Data records for software interfaces

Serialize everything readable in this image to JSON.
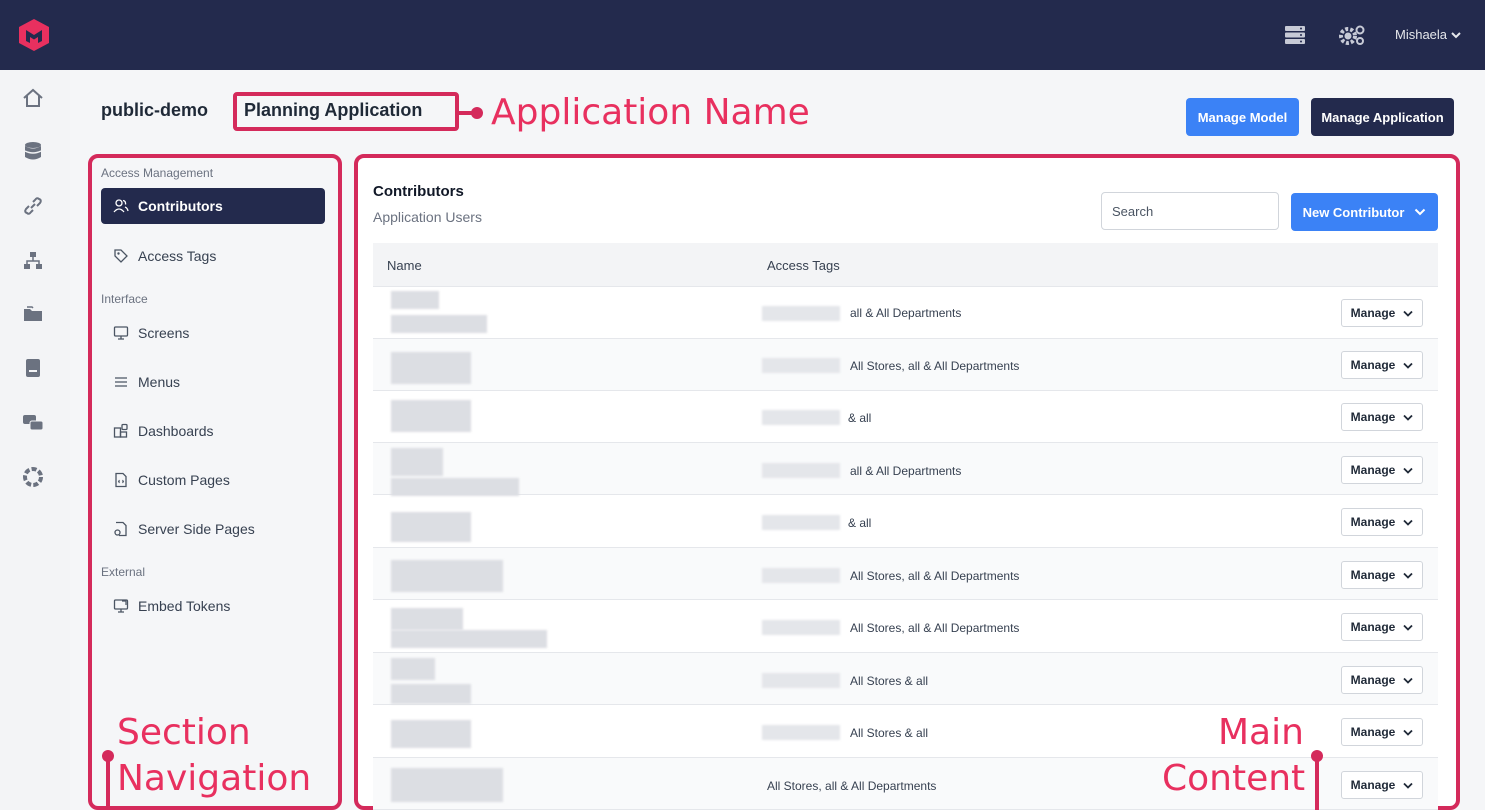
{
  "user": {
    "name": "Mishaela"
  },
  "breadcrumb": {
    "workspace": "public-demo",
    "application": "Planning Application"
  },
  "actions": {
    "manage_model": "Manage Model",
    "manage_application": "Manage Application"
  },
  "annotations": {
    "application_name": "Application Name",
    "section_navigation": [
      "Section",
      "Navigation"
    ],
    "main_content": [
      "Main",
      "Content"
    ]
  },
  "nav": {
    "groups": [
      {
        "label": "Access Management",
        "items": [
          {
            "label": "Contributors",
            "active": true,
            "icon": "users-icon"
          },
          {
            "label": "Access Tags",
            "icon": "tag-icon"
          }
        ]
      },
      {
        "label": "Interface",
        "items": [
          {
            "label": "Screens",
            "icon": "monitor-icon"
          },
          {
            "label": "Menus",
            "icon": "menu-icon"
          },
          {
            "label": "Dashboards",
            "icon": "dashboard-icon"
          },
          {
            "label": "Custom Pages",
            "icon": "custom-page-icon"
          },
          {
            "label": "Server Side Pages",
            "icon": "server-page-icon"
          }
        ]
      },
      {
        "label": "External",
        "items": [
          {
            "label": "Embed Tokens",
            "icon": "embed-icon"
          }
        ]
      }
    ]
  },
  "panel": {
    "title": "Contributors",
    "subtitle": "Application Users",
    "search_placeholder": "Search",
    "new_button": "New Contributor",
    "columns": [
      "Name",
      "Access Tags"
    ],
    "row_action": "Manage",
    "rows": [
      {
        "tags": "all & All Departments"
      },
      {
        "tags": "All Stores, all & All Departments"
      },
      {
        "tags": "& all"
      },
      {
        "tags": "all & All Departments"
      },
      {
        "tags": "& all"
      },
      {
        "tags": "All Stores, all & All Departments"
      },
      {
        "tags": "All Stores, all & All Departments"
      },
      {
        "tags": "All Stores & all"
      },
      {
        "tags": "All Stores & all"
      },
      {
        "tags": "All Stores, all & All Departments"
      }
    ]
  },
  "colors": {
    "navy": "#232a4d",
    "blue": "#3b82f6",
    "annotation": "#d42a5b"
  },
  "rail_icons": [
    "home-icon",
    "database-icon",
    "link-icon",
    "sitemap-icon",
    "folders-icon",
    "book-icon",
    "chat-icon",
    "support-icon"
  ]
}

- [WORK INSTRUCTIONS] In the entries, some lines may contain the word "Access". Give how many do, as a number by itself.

- [RESULT OF THE EXERCISE] 3